Additionally, 17% of respondents had direct, personal knowledge of an impaired practitioner, but only 67% of this group reported the impaired practitioner.
Which groups of physicians were mostly likely to report, according to the study? Those working in a hospital setting or a medical school were most likely to report.
The study found that physicians that don’t report do so because they think someone else will report the impaired practitioners.
The American Board of Internal Medicine (ABIM) claims that about 140 practitioners cheated on certification exams, according to a June 9 Wall Street Journal article. (http://online.wsj.com/article/SB10001424052748704256604575294712195930970.html). The practitioners allegedly purchased test questions from a test-prep company, which violates the ABIM’s test policy signed by test takers.
However, Christine Cassel, M.D., president and chief executive of the ABIM, is quick to point out that most test takers are honest and take the certification exam in good faith.
Click here to learn more about the case, and read “ABIM Sanctions Physicians for Ethical Violations,” on the ABIM’s website. (http://www.abim.org/news/ABIM-sanctions-physicians-for-ethical-violations.aspx)
It can be challenging for medical staffs to address issues that don’t have clear, black and white answers. For example, how would your medical staff respond to a practitioner who has excellent clinical skills but exhibits disruptive behavior? What if your medical staff had worked hard to recruit a practitioner, only to find out shortly thereafter that he had relapsed into chemical dependency?
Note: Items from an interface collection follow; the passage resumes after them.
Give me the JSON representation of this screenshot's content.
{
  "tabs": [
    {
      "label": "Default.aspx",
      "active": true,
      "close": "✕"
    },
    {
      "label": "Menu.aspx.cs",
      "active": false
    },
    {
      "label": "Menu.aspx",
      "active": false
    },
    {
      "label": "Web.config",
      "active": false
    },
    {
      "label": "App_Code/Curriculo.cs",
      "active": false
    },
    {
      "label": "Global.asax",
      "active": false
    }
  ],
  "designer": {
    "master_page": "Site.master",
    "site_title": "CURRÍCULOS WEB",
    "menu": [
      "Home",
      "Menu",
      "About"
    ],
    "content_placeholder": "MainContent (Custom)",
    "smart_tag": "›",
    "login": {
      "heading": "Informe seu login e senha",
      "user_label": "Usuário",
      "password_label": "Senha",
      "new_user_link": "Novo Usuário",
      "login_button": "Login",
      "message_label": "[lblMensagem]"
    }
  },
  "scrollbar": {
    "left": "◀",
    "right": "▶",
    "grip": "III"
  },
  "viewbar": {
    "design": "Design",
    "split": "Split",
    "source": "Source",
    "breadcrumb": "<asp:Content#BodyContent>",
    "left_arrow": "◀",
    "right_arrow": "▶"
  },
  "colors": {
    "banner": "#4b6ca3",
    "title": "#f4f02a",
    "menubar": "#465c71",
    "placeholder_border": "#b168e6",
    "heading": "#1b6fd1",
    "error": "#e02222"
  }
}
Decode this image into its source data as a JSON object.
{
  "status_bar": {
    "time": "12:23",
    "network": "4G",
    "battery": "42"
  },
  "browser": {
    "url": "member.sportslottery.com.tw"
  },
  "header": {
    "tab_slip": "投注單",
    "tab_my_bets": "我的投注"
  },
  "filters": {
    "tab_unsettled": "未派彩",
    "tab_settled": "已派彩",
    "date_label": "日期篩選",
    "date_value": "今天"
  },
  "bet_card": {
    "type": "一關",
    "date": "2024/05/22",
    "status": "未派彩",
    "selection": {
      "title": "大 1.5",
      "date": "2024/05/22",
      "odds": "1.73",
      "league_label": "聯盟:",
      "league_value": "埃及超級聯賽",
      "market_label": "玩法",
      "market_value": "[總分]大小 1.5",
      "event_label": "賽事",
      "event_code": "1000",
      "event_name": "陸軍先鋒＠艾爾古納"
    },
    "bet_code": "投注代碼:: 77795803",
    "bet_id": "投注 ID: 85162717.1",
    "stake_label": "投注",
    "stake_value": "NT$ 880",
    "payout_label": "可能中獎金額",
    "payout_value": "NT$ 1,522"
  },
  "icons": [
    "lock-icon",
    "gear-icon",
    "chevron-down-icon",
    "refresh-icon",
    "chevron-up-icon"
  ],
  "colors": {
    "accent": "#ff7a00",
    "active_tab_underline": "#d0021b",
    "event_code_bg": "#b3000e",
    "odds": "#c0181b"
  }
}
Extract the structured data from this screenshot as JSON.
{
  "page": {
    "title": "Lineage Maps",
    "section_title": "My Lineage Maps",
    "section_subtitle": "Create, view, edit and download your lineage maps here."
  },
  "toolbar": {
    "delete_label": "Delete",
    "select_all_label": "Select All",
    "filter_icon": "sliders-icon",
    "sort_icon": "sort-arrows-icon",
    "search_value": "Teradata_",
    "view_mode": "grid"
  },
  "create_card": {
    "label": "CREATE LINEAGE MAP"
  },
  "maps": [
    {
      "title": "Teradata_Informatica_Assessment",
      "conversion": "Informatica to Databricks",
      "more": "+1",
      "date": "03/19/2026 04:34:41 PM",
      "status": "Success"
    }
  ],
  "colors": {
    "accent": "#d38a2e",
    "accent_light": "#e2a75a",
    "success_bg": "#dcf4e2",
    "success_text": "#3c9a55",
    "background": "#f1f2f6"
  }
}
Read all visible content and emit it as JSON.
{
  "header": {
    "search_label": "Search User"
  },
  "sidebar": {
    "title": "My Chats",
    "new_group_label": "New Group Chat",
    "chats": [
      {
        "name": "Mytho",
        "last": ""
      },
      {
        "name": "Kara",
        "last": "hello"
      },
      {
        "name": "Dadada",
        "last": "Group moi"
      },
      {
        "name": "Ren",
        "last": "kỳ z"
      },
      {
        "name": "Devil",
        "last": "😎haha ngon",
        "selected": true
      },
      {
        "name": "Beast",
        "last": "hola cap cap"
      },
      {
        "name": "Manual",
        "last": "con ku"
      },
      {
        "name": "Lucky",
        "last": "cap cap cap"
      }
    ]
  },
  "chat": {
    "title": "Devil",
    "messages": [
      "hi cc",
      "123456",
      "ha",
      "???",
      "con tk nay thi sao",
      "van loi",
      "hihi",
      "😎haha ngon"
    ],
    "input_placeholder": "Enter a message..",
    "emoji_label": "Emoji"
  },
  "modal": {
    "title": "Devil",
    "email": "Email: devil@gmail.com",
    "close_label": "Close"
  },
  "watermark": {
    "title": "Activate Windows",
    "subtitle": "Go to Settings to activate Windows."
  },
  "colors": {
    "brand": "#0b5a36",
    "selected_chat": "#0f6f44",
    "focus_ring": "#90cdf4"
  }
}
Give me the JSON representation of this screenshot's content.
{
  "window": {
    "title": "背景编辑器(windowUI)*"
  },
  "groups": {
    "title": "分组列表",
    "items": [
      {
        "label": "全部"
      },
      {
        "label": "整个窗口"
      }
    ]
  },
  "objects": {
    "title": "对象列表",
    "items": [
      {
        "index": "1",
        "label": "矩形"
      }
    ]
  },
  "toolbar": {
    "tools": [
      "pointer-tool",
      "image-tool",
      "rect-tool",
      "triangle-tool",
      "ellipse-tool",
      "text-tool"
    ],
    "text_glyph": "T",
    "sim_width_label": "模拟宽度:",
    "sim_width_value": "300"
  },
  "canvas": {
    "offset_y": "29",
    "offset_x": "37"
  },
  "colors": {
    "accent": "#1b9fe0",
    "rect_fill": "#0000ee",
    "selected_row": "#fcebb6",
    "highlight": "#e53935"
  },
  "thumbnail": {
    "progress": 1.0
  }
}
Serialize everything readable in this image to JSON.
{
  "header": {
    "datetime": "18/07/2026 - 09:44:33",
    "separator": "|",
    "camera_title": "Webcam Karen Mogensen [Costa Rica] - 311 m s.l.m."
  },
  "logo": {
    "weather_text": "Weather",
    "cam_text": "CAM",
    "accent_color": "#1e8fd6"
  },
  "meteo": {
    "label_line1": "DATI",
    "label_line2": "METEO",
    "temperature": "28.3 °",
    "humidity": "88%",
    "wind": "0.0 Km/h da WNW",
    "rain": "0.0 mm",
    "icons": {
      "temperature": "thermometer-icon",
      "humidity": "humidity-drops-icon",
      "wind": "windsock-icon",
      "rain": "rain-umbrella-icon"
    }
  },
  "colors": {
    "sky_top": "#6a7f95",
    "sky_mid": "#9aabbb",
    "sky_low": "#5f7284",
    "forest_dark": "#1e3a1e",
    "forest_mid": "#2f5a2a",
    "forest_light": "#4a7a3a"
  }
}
Obviously there are some clear regulatory standards that must be followed in these instances, but there are also ethical issues and concerns that each medical staff must address individually.
Take our poll below and find out how your organization compares with your peers’ organizations.